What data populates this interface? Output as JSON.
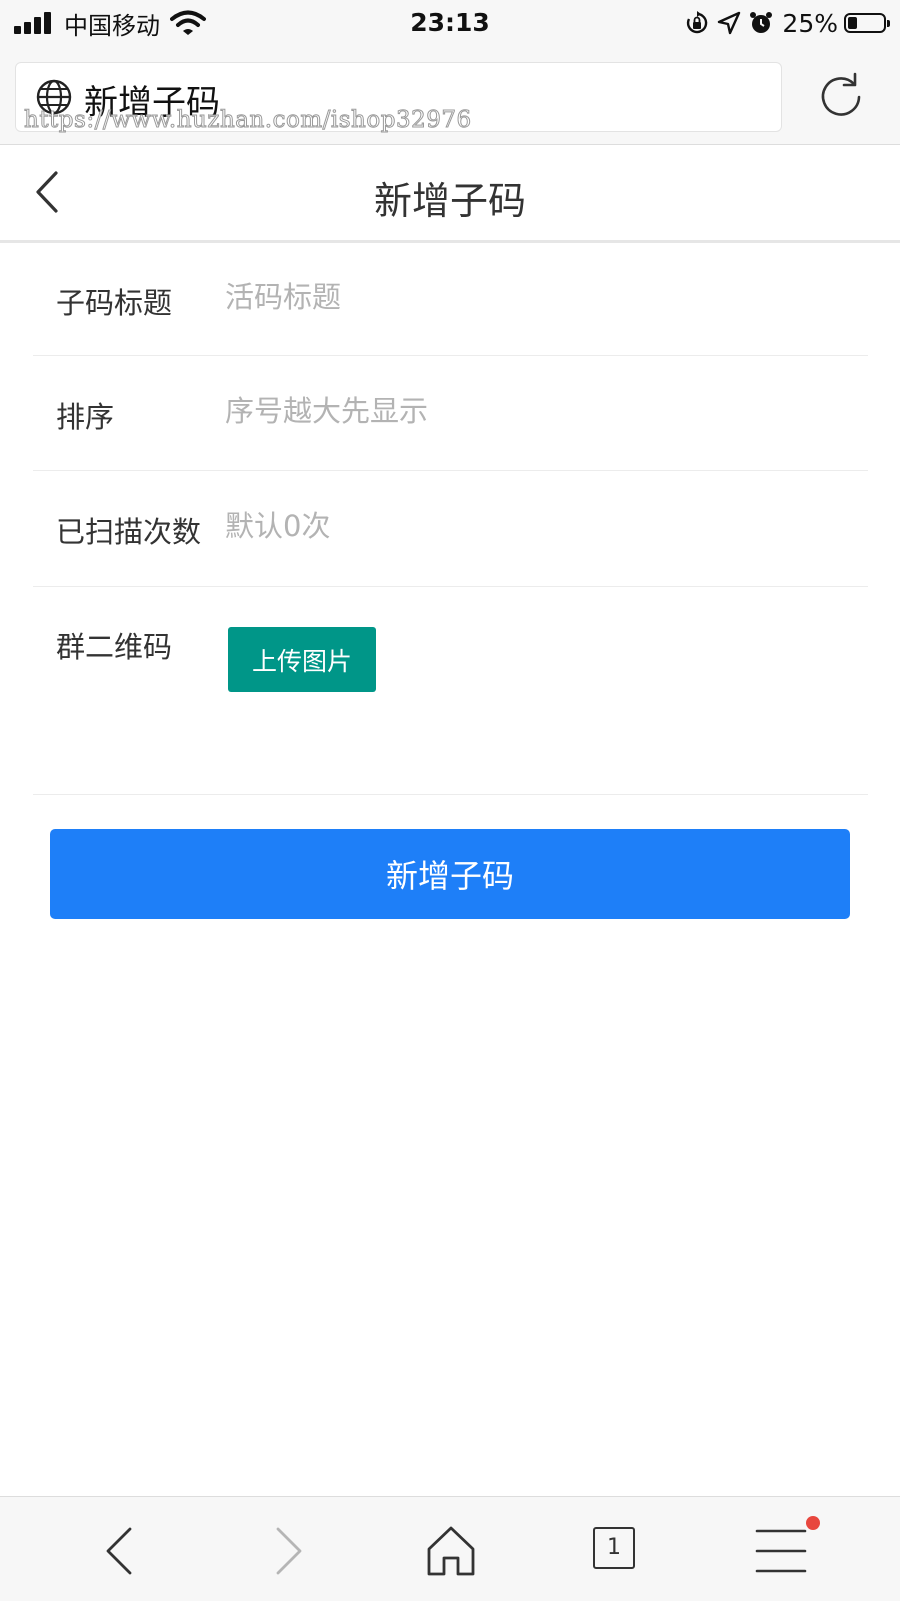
{
  "status_bar": {
    "carrier": "中国移动",
    "time": "23:13",
    "battery_percent": "25%",
    "battery_level": 0.25
  },
  "browser": {
    "address_title": "新增子码",
    "watermark": "https://www.huzhan.com/ishop32976"
  },
  "header": {
    "title": "新增子码"
  },
  "form": {
    "fields": [
      {
        "label": "子码标题",
        "placeholder": "活码标题",
        "value": ""
      },
      {
        "label": "排序",
        "placeholder": "序号越大先显示",
        "value": ""
      },
      {
        "label": "已扫描次数",
        "placeholder": "默认0次",
        "value": ""
      }
    ],
    "qr": {
      "label": "群二维码",
      "upload_label": "上传图片"
    },
    "submit_label": "新增子码"
  },
  "bottom_bar": {
    "tab_count": "1",
    "has_notification": true
  },
  "colors": {
    "upload_button": "#009688",
    "submit_button": "#1e7ff8",
    "notification_dot": "#e8473e"
  }
}
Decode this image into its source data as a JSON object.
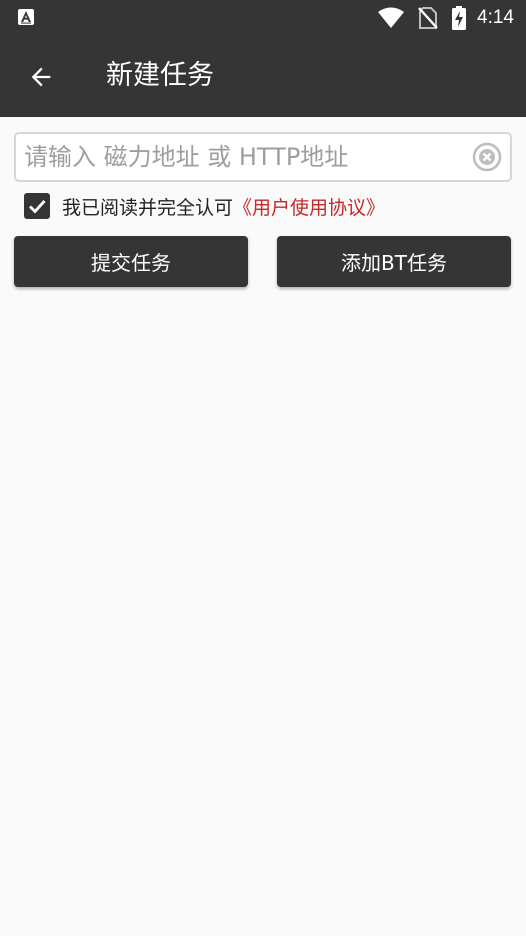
{
  "status_bar": {
    "time": "4:14",
    "icons": [
      "app-notification-icon",
      "wifi-icon",
      "no-sim-icon",
      "battery-charging-icon"
    ]
  },
  "app_bar": {
    "title": "新建任务",
    "back_icon": "back-arrow-icon"
  },
  "url_field": {
    "value": "",
    "placeholder": "请输入 磁力地址 或 HTTP地址",
    "clear_icon": "clear-circle-icon"
  },
  "agreement": {
    "checked": true,
    "text": "我已阅读并完全认可",
    "link_text": "《用户使用协议》",
    "link_color": "#c62828"
  },
  "buttons": {
    "submit_label": "提交任务",
    "add_bt_label": "添加BT任务"
  },
  "colors": {
    "primary": "#353535",
    "background": "#fafafa"
  }
}
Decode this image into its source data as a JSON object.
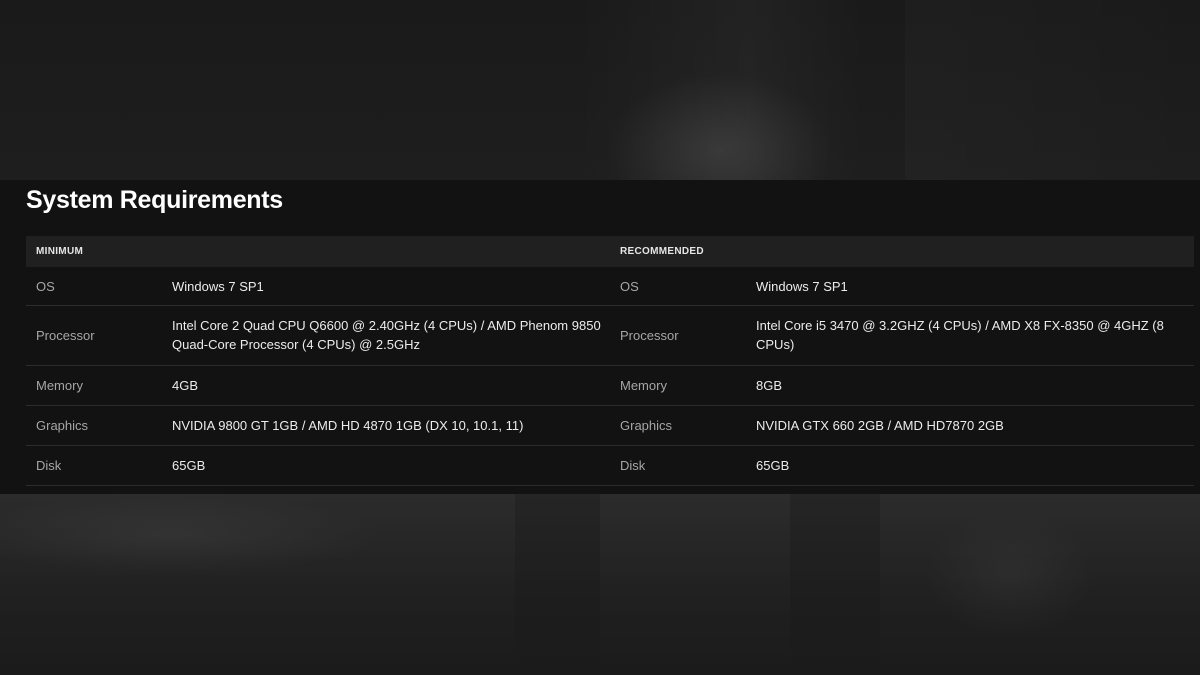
{
  "section": {
    "title": "System Requirements"
  },
  "table": {
    "headers": [
      "MINIMUM",
      "RECOMMENDED"
    ],
    "rows": [
      {
        "min_label": "OS",
        "min_value": "Windows 7 SP1",
        "rec_label": "OS",
        "rec_value": "Windows 7 SP1"
      },
      {
        "min_label": "Processor",
        "min_value": "Intel Core 2 Quad CPU Q6600 @ 2.40GHz (4 CPUs) / AMD Phenom 9850 Quad-Core Processor (4 CPUs) @ 2.5GHz",
        "rec_label": "Processor",
        "rec_value": "Intel Core i5 3470 @ 3.2GHZ (4 CPUs) / AMD X8 FX-8350 @ 4GHZ (8 CPUs)"
      },
      {
        "min_label": "Memory",
        "min_value": "4GB",
        "rec_label": "Memory",
        "rec_value": "8GB"
      },
      {
        "min_label": "Graphics",
        "min_value": "NVIDIA 9800 GT 1GB / AMD HD 4870 1GB (DX 10, 10.1, 11)",
        "rec_label": "Graphics",
        "rec_value": "NVIDIA GTX 660 2GB / AMD HD7870 2GB"
      },
      {
        "min_label": "Disk",
        "min_value": "65GB",
        "rec_label": "Disk",
        "rec_value": "65GB"
      }
    ]
  }
}
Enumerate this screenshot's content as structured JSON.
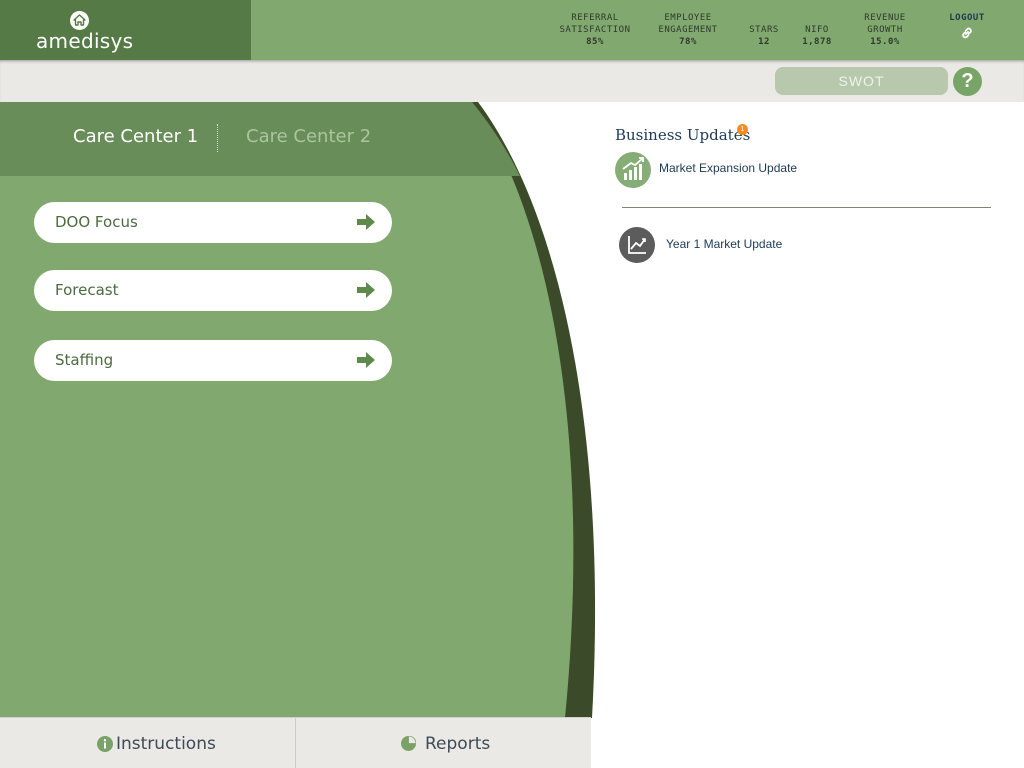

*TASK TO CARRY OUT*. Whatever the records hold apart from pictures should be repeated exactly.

*TASK RESPONSE*.
What data populates this interface? Output as JSON.
{
  "status_bar": {
    "carrier": "中国移动",
    "time": "23:13",
    "battery_percent": "25%",
    "battery_level": 0.25
  },
  "browser": {
    "address_title": "新增子码",
    "watermark": "https://www.huzhan.com/ishop32976"
  },
  "header": {
    "title": "新增子码"
  },
  "form": {
    "fields": [
      {
        "label": "子码标题",
        "placeholder": "活码标题",
        "value": ""
      },
      {
        "label": "排序",
        "placeholder": "序号越大先显示",
        "value": ""
      },
      {
        "label": "已扫描次数",
        "placeholder": "默认0次",
        "value": ""
      }
    ],
    "qr": {
      "label": "群二维码",
      "upload_label": "上传图片"
    },
    "submit_label": "新增子码"
  },
  "bottom_bar": {
    "tab_count": "1",
    "has_notification": true
  },
  "colors": {
    "upload_button": "#009688",
    "submit_button": "#1e7ff8",
    "notification_dot": "#e8473e"
  }
}
Decode this image into its source data as a JSON object.
{
  "status_bar": {
    "time": "4:14",
    "icons": [
      "app-notification-icon",
      "wifi-icon",
      "no-sim-icon",
      "battery-charging-icon"
    ]
  },
  "app_bar": {
    "title": "新建任务",
    "back_icon": "back-arrow-icon"
  },
  "url_field": {
    "value": "",
    "placeholder": "请输入 磁力地址 或 HTTP地址",
    "clear_icon": "clear-circle-icon"
  },
  "agreement": {
    "checked": true,
    "text": "我已阅读并完全认可",
    "link_text": "《用户使用协议》",
    "link_color": "#c62828"
  },
  "buttons": {
    "submit_label": "提交任务",
    "add_bt_label": "添加BT任务"
  },
  "colors": {
    "primary": "#353535",
    "background": "#fafafa"
  }
}
Decode this image into its source data as a JSON object.
{
  "section": {
    "title": "System Requirements"
  },
  "table": {
    "headers": [
      "MINIMUM",
      "RECOMMENDED"
    ],
    "rows": [
      {
        "min_label": "OS",
        "min_value": "Windows 7 SP1",
        "rec_label": "OS",
        "rec_value": "Windows 7 SP1"
      },
      {
        "min_label": "Processor",
        "min_value": "Intel Core 2 Quad CPU Q6600 @ 2.40GHz (4 CPUs) / AMD Phenom 9850 Quad-Core Processor (4 CPUs) @ 2.5GHz",
        "rec_label": "Processor",
        "rec_value": "Intel Core i5 3470 @ 3.2GHZ (4 CPUs) / AMD X8 FX-8350 @ 4GHZ (8 CPUs)"
      },
      {
        "min_label": "Memory",
        "min_value": "4GB",
        "rec_label": "Memory",
        "rec_value": "8GB"
      },
      {
        "min_label": "Graphics",
        "min_value": "NVIDIA 9800 GT 1GB / AMD HD 4870 1GB (DX 10, 10.1, 11)",
        "rec_label": "Graphics",
        "rec_value": "NVIDIA GTX 660 2GB / AMD HD7870 2GB"
      },
      {
        "min_label": "Disk",
        "min_value": "65GB",
        "rec_label": "Disk",
        "rec_value": "65GB"
      }
    ]
  }
}
Enumerate this screenshot's content as structured JSON.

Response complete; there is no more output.